Her second reason for concern was her fellow Muscovites walking by. “Someone could overhear that I am playing Okean and notify the authorities,” she said, referring to the Ukrainian rock band playing through her headphones whose music has become the unofficial soundtrack of those who oppose the war.
According to Russian media, the police were first alerted to the makeshift memorial by nationalist vigilantes.
“That’s the country we live in now,” Malika said. “I look around me at these people who go about their lives as if nothing is happening, and I’m horrified.”
Even Malika’s ex-husband, with whom she shares a son, is “on the other side of the divide” when it comes to his views on the war.
Russian President Vladimir Putin’s assault on Ukraine has severed his country from the Western world. It’s also created a rift within Russian society, pitting countrymen against each other and siloing them more than ever into information bubbles.
Although the accuracy of polling in Russia is often questioned, the survey results — whether from independent, state-financed or leaked secret surveys by the Kremlin — all suggest a majority of the Russian population supports the war, or at least is prepared to accept it as a fact of life.
From exile, independent Russian-language media continue to produce critical news, taking advantage of platforms such as YouTube and Telegram. Though they claim to cater mainly to people still inside Russia, they admit that in doing so they are mostly trying to retain their old audience.
Expanding that audience to pro-Kremlin Russians is a Herculean task: Just as opposition-leaning Russians eschew state television, those who support the Kremlin consume state-funded media as their main source of news, or follow a selection of pro-war channels on social media.
In real life, however, the bubbles overlap. The fault line runs through families, friends and workplaces.
For decades, Dmitry, a 45-year-old director who opposes the war, would gather with his longtime friends around Christmas time. This year he wasn’t invited to the reunion. “They know how I think, so in their own way they were trying to avoid an uncomfortable situation,” he said.
Similarly, a young female designer who asked to remain anonymous said she cut contact with her mother for months because the latter kept sending her links to pro-war YouTube videos.

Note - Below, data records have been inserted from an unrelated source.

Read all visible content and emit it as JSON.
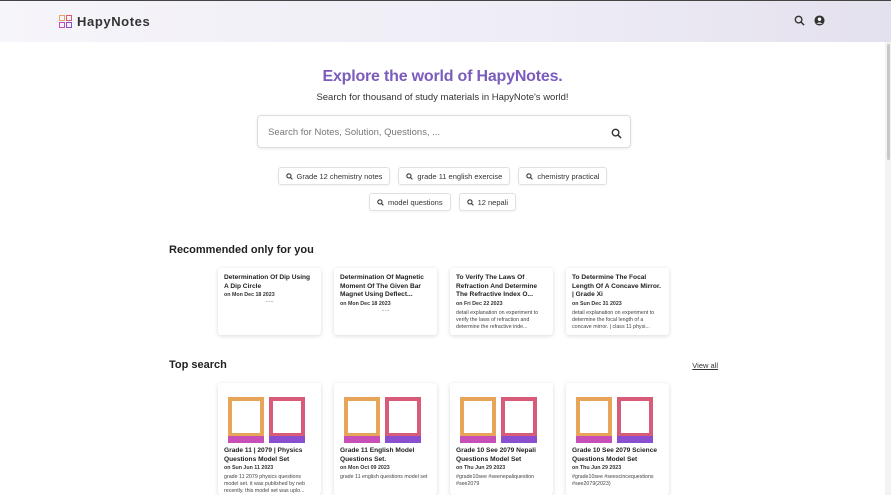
{
  "header": {
    "brand": "HapyNotes",
    "search_icon": "search-icon",
    "account_icon": "user-circle-icon"
  },
  "hero": {
    "title": "Explore the world of HapyNotes.",
    "subtitle": "Search for thousand of study materials in HapyNote's world!"
  },
  "search": {
    "placeholder": "Search for Notes, Solution, Questions, ...",
    "value": ""
  },
  "chips": [
    "Grade 12 chemistry notes",
    "grade 11 english exercise",
    "chemistry practical",
    "model questions",
    "12 nepali"
  ],
  "recommended": {
    "title": "Recommended only for you",
    "cards": [
      {
        "title": "Determination Of Dip Using A Dip Circle",
        "date": "on Mon Dec 18 2023",
        "desc": "....."
      },
      {
        "title": "Determination Of Magnetic Moment Of The Given Bar Magnet Using Deflect...",
        "date": "on Mon Dec 18 2023",
        "desc": "....."
      },
      {
        "title": "To Verify The Laws Of Refraction And Determine The Refractive Index O...",
        "date": "on Fri Dec 22 2023",
        "desc": "detail explanation on experiment to verify the laws of refraction and determine the refractive inde..."
      },
      {
        "title": "To Determine The Focal Length Of A Concave Mirror. | Grade Xi",
        "date": "on Sun Dec 31 2023",
        "desc": "detail explanation on experiment to determine the focal length of a concave mirror. | class 11 physi..."
      }
    ]
  },
  "top_search": {
    "title": "Top search",
    "view_all": "View all",
    "cards": [
      {
        "title": "Grade 11 | 2079 | Physics Questions Model Set",
        "date": "on Sun Jun 11 2023",
        "desc": "grade 11 2079 physics questions model set. it was published by neb recently. this model set was uplo..."
      },
      {
        "title": "Grade 11 English Model Questions Set.",
        "date": "on Mon Oct 09 2023",
        "desc": "grade 11 english questions model set"
      },
      {
        "title": "Grade 10 See 2079 Nepali Questions Model Set",
        "date": "on Thu Jun 29 2023",
        "desc": "#grade10see #seenepaliquestion #see2079"
      },
      {
        "title": "Grade 10 See 2079 Science Questions Model Set",
        "date": "on Thu Jun 29 2023",
        "desc": "#grade10see #seescincequestions #see2079(2023)"
      }
    ]
  },
  "colors": {
    "accent": "#7b5cbc",
    "logo_orange": "#e8a55a",
    "logo_pink": "#d95b7a",
    "logo_magenta": "#c84fb8",
    "logo_purple": "#8a4fd0"
  }
}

“My family is like a microcosm of Russia as a whole and I don’t know how to live with it,” she said. “There is a complete lack of understanding between us, as if we’re from different planets.”
For Russian authorities, the societal divide is cause for celebration, as the result of their years-long concerted effort to marginalize opposition sentiment.
On Thursday, the Kremlin branded Meduza, by far the most-read independent news outlet among young Russians, an “undesirable organization.” Russians who share a link to an article now risk a fine or even criminal prosecution.
Nevertheless, there is still room for isolated acts of protest, as long as they stay within strict parameters.
In recent weeks, improvised memorials like that at the statue in Moscow to the victims of the strike on Dnipro, which killed аt least 46 civilians, have popped up in cities across Russia. Those like Malika who bring flowers or toys are largely left alone.
But the moment the sentiment is put into words, allowing bystanders to catch on to the message and perhaps even join in, the authorities move in.
A video widely circulated on social media showed a young woman named Yekaterina Varenik as she was detained by police after holding up a handwritten sign at the Moscow memorial. Before she was escorted off, she was allowed to deposit a red carnation at the statue, but not the sign.
On the video, a police officer can be heard repeating the words on the sign — “Ukrainians are not our enemies, but our brothers” — into his phone, presumably informing his superiors on the other end of the line.
A Moscow court later handed Varenik a 12-day prison sentence and a fine.
Andrei Kolesnikov, a political analyst whom authorities have labeled a “foreign agent,” said Varenik’s fate was illustrative of where Russia stands today.
“In the context of the war and at risk of prosecution, the simple expression of compassion has become an act of civil resistance,” he added.